“Ample, fast testing was key to detecting COVID-19 infections and allowing in-person instruction to resume within this high-risk school community,” said Jason Newland, MD, a professor of pediatrics who has advised multiple school districts in Missouri during the pandemic. “A return to campus was important because the pandemic has disproportionately impacted students with intellectual and developmental disabilities.”
Investigating treatments for COVID-19
In the face of a global pandemic, research labs at the School of Medicine retooled to investigate how the virus causes disease and to develop drugs, vaccines and diagnostics to curb its destructive effects.
Additionally, the school’s informatics scientists created models to find hot spots of infection in the St. Louis region, predict the spread of the virus and guide public health interventions. And physicians quickly set up clinical trials to evaluate whether therapies and preventives designed for other conditions could be repurposed for COVID-19.
Their work was supported, in part, by $45 million in grants from the National Institutes of Health specifically for COVID-19 research.
“It’s been pretty intense,” said virologist Michael Diamond, MD, PhD, the Herbert S. Gasser Professor of Medicine, of the long hours that researchers have spent in their labs. He and his colleagues have been working to develop a nasal vaccine for COVID-19. “For us, it’s exhausting, but our labs at Washington University are making a contribution. We’re doing something. And that’s worth a lot.”
Expanding educational opportunities
Washington University is taking big, bold steps to be more accessible to students from our region. In October, the university announced the Gateway to Success initiative, a $1 billion investment in new scholarships for undergraduate and graduate students.
Washington University also is proud of the success of its WashU Pledge initiative which, in its first two years, has provided free tuition, housing, books and other living expenses to 171 students from Missouri and Southern Illinois who are Pell Grant-eligible or come from a family with $75,000 or less in annual income.
“WashU was high on my list but I hadn’t planned on applying early decision because I wasn’t sure if I’d be able to make the money work,” said sophomore Elise Thompkins who graduated from Pattonville High School and is studying psychological and brain sciences in preparation for a career in occupational therapy. “The WashU Pledge really made WashU possible for me.”
In addition, 173 local students have graduated from the university’s College Prep Program, an innovative effort that helps talented first-generation students with limited financial resources get to and through college. The program is provided at no cost to students and their families.
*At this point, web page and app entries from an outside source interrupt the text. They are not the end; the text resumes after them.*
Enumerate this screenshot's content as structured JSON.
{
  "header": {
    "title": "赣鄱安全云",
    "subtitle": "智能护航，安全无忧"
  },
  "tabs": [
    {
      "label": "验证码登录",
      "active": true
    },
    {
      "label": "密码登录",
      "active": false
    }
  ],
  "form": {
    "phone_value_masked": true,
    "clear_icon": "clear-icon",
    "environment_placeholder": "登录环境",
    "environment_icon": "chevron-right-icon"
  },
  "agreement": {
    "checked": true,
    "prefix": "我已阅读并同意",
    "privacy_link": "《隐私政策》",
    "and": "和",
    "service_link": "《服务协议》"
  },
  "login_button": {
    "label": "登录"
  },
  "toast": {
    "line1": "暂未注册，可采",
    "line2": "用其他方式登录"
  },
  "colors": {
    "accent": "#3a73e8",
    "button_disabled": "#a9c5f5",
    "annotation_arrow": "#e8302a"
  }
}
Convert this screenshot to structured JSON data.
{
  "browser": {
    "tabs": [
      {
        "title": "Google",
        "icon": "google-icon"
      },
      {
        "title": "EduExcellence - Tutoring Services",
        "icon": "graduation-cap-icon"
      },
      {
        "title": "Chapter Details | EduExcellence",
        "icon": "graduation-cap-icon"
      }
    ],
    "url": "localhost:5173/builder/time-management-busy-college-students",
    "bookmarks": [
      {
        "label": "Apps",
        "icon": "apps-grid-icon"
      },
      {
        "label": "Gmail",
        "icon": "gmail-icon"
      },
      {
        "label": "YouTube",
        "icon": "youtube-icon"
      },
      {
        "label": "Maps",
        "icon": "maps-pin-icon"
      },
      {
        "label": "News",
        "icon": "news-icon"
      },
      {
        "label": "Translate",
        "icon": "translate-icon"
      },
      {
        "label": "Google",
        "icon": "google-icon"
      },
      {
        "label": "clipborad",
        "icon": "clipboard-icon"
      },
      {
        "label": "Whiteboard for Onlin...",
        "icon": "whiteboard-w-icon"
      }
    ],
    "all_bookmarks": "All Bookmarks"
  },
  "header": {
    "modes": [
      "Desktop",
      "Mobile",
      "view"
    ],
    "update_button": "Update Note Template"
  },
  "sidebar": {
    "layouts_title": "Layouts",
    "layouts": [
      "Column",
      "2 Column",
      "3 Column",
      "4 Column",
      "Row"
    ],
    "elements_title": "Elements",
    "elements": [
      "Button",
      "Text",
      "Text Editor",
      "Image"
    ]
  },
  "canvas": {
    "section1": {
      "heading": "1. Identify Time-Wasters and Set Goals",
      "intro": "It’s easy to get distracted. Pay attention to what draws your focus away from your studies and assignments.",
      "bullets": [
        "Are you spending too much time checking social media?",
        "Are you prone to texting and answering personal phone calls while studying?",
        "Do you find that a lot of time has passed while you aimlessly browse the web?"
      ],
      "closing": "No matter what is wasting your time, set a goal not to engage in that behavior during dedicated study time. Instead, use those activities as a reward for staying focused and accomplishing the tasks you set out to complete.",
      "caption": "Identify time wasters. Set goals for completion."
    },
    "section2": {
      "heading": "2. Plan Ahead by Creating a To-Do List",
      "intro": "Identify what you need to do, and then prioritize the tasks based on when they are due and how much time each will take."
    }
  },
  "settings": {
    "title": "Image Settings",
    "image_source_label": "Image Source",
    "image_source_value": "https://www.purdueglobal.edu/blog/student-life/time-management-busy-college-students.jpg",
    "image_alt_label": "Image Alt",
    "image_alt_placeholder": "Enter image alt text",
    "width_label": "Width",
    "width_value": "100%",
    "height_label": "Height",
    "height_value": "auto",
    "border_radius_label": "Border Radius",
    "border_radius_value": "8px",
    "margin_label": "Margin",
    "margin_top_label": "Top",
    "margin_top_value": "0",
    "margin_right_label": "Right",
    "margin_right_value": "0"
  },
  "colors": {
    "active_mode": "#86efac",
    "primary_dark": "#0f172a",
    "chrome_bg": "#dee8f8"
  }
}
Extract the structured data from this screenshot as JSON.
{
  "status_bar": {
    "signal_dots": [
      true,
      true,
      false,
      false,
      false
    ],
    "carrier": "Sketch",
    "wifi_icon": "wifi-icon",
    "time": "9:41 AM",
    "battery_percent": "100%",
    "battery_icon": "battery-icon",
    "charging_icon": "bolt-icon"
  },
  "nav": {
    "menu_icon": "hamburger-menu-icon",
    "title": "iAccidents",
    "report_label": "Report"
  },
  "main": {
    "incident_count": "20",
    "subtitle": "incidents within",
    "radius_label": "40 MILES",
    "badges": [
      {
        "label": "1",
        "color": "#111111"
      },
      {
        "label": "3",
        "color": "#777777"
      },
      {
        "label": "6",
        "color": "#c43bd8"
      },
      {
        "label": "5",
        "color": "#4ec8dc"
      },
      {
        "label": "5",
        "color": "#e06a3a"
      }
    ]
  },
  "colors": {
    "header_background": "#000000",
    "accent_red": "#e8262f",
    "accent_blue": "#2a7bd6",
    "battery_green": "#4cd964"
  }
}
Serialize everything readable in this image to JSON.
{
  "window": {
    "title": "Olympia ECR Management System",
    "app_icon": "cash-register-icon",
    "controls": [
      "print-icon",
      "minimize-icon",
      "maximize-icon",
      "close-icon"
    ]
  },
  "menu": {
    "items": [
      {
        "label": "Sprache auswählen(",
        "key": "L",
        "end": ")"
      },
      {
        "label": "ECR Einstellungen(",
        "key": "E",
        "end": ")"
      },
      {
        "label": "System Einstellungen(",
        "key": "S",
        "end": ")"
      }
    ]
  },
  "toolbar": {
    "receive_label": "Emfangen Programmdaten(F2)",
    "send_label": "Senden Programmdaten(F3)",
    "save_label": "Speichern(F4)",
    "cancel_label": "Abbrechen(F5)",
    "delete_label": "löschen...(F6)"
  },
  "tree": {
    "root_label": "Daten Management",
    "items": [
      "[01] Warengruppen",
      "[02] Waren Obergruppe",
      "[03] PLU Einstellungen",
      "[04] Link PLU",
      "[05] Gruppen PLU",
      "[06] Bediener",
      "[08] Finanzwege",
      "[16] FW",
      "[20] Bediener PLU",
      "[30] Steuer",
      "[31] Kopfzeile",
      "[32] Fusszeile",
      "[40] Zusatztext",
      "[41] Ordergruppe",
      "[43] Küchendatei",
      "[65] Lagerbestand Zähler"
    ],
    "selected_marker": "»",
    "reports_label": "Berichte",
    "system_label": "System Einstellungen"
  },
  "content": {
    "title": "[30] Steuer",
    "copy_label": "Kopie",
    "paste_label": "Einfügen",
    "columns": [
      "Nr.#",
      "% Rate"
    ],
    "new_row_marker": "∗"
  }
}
“As a scholar, it was so nice to have a community that wanted to see me succeed and had faith in me,” said College Prep graduate Mackenzie Hines-Wilson, who went on to attend Washington University on a full scholarship. “The program is like a family, and like all good families we want the best for each other — no matter what comes next.”